(Collected data entries)

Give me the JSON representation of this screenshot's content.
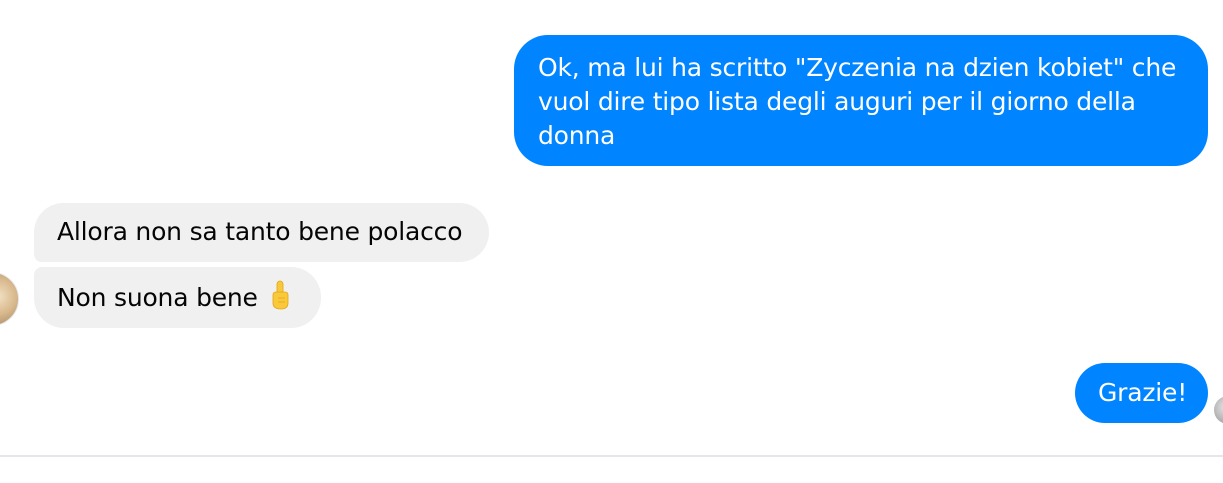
{
  "conversation": {
    "messages": [
      {
        "direction": "sent",
        "text": "Ok, ma lui ha scritto \"Zyczenia na dzien kobiet\" che vuol dire tipo lista degli auguri per il giorno della donna"
      },
      {
        "direction": "received",
        "text": "Allora non sa tanto bene polacco"
      },
      {
        "direction": "received",
        "text": "Non suona bene",
        "emoji": "pointing-up-hand-icon"
      },
      {
        "direction": "sent",
        "text": "Grazie!"
      }
    ]
  },
  "colors": {
    "sent_bubble": "#0084ff",
    "received_bubble": "#f0f0f0",
    "sent_text": "#ffffff",
    "received_text": "#050505",
    "divider": "#e4e6eb"
  }
}
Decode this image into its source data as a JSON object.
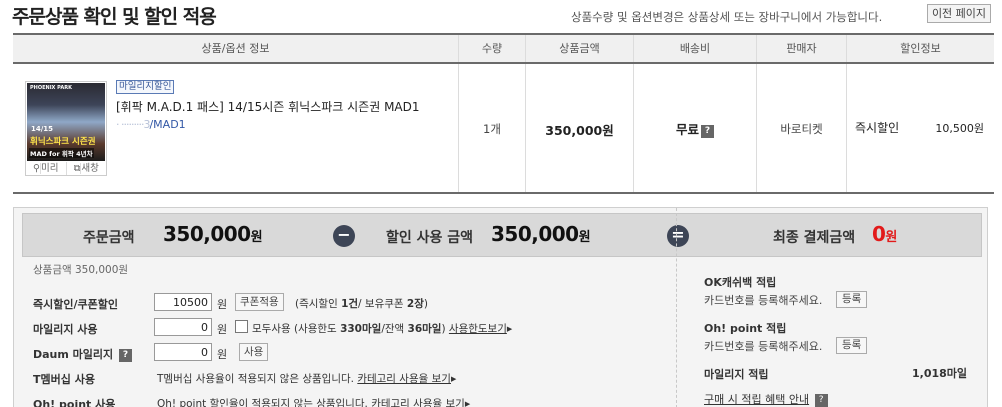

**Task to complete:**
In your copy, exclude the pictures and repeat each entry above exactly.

**Solved exercise:**
Give me the JSON representation of this screenshot's content.
{
  "conversation": {
    "messages": [
      {
        "direction": "sent",
        "text": "Ok, ma lui ha scritto \"Zyczenia na dzien kobiet\" che vuol dire tipo lista degli auguri per il giorno della donna"
      },
      {
        "direction": "received",
        "text": "Allora non sa tanto bene polacco"
      },
      {
        "direction": "received",
        "text": "Non suona bene",
        "emoji": "pointing-up-hand-icon"
      },
      {
        "direction": "sent",
        "text": "Grazie!"
      }
    ]
  },
  "colors": {
    "sent_bubble": "#0084ff",
    "received_bubble": "#f0f0f0",
    "sent_text": "#ffffff",
    "received_text": "#050505",
    "divider": "#e4e6eb"
  }
}
Decode this image into its source data as a JSON object.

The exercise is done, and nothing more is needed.